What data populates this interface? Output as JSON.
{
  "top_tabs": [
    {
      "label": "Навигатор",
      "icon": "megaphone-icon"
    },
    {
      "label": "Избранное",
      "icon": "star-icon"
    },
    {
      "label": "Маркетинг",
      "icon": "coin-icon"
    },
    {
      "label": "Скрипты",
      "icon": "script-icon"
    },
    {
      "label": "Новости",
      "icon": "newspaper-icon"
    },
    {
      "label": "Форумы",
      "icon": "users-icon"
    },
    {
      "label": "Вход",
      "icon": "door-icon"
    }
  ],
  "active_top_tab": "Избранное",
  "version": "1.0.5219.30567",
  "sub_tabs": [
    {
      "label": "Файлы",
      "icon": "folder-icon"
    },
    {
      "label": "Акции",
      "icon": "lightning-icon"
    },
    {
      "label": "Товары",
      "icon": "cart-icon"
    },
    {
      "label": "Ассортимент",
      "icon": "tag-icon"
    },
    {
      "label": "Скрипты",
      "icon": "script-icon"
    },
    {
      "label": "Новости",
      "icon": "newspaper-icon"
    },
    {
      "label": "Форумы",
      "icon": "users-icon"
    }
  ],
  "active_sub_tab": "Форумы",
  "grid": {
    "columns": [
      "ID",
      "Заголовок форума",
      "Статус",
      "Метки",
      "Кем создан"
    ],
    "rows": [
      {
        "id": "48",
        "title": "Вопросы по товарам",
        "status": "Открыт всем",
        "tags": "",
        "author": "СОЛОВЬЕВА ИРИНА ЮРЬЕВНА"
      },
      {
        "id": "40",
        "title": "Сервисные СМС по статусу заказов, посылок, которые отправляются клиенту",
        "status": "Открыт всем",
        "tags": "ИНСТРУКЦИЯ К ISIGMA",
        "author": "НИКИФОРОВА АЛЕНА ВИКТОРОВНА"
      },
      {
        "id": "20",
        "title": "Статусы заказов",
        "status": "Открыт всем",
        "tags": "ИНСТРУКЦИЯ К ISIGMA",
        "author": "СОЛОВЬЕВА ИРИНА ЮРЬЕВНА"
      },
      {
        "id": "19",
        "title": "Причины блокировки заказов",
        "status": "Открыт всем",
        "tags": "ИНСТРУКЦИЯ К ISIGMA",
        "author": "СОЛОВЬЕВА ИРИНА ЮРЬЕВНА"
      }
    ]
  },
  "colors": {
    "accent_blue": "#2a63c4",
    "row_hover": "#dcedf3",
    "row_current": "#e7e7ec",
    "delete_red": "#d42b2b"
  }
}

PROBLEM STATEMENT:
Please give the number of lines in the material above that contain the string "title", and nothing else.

ANSWER SPACE:
4